* Prince Ogunwusi is on the Board of Imperial Homes Mortgage Bank Limited, (formerly GTHomes), GTBank Plc and FinaTrust Microfinance Bank Limited.

* He is a member of several professional bodies, which include; Institute of Chartered Accountants of Nigeria (ICAN), an Associate Accounting Technician and a certified member of the Institute of Directors (IoD) Nigeria as well as Global Real Estate Institute (GRI).

* Prince Ogunwusi has carried out real estate developments for several monarchs, which include: HRM, Oba Saheed Elegushi, Kusenla III, Elegushi of Ikate Land, his predecessor, the late Oba Sijuade, HRM, Oba Oyekan, Onilado, of Ilado Inagbe Island, Lagos, HRM, Oba Adedapo Tejuoso, The Oranmiyan Osile Oke Ona of Egba Land, Abeokuta, HRM, Oba Oloruntoyin Saliu, the Oloworo of Oworonsoki, Lagos, HRM Oba Akinloye, Ojomu of Ajiran Land, Lekki,

HRM, The Olofa of Offa, Oba Mufutau Muhammed Gbadamosi, among others.
* He is also actively involved in the development of over 2,500 housing units with various consortia of developers within the last eight years.

* In Nigeria, he set up and fostered strong trade relationships through the Association for International Business (AIB) with presence in over 200 member countries across the globe. One of the achievements of this body includes the trade facilitation between the United Arab Emirates (Jebel Ali free Trade Zone development) and the Federal Government of Nigeria through the Nigerian Investment Promotion Commission (NIPC).

The first phase of the product (The Southpointe Estate, Lafiaji Road, Lekki, Lagos State) started in February 2014 and has been successfully delivered within a year with approximately 60 per cent occupancy recorded.

*The new monarch has a clear track record of community development starting with his hometown.

Four years ago during his mother’s funeral, the community was without electricity but he embarked on a ‘Power Project’ to install transformers and light poles that generated electricity, which till date is serving people of that community. This power project is also being extended to other parts of the town.

*To actualise his dream of developing one of the best resorts in Nigeria, he, within a year, led a team that opened up a remote jungle called Inagbe Island in Amuwo Odofin, Lagos as a result of which Inagbe Island has been turned into a whole new community offering spectacular world-class relaxation and recreational facilities.

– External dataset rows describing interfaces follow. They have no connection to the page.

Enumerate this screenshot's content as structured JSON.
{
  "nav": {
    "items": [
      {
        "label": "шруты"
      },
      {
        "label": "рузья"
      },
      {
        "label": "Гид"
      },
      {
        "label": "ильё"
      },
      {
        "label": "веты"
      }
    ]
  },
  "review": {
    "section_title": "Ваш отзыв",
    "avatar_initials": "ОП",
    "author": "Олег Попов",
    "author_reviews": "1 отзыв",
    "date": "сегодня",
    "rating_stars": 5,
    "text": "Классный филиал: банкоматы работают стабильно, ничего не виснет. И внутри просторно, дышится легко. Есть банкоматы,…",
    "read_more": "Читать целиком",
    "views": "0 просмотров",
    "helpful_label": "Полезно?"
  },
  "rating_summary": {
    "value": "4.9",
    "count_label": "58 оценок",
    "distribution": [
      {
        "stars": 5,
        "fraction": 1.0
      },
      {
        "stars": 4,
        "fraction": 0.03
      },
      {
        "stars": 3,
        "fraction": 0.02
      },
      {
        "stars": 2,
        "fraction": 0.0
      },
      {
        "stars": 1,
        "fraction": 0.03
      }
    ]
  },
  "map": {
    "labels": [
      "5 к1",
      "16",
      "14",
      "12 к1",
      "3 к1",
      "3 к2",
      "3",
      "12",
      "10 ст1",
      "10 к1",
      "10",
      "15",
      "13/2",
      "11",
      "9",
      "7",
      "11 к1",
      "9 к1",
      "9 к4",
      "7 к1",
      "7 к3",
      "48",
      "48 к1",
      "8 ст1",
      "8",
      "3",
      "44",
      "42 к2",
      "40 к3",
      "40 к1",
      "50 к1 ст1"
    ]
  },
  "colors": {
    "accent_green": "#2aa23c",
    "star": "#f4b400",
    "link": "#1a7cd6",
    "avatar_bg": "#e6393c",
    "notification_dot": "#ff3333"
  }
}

Earlier this year, Prince Ogunwusi disclosed his plans to take Ile-Ife to greater heights by rebranding the ancient town and replicating the grand resort in Ile-Ife.

*Alongside his vibrant personality, he is very down to earth and enjoys being in the midst of his workers with whom he interacts very closely.
Prince Ogunwusi, the philanthropist

As a philanthropist, Ogunwusi has sponsored less privileged children and youths in his hometown of Ile-Ife and in Lagos where he lives. He at present, employs of over 300 indigenous youths at the Inagbe Cocowood Factory – Essential Homes Furniture brand, which is the first of its kind in Nigeria using 100% indigenous raw materials for production. He has over 450 direct employees across his various companies, and over 3000 indirect employees.

Ogunwusi is a Director on the Board of Directors of Imperial Homes Mortgage Bank Limited, (formerly GTHomes), which is a leading National Mortgage Bank and former subsidiary of one of the biggest banks in Africa; GTBank Plc. He is also a Director at FinaTrust Microfinance Bank Limited; one of Nigeria’s foremost Microfinance Banks focusing on SMEs and micro credit facilities. He is the Founder, Managing Director and Chief Executive Officer of Gran Imperio Group, which is the holding company of the real estate and construction, manufacturing, facilities management, leisure and tourism companies in Nigeria.

Prince Ogunwusi attended Sobuola Memorial Nursery and Primary School, Ibadan and completed his primary school education at Ibadan District Council (IDC), Akobo, Ibadan. He then proceeded to the prestigious Loyola College, Ibadan in 1985 and from there to Saint Peter’s Secondary School, Omi Okun Ile Ife.

He has a Higher National Diploma in Accountancy from The Polytechnic, Ibadan, where he started cutting his teeth in outstanding entrepreneurship, even as a student.

Ogunwusi has a daughter, Adeola Aanuoluwapo Ogunwusi.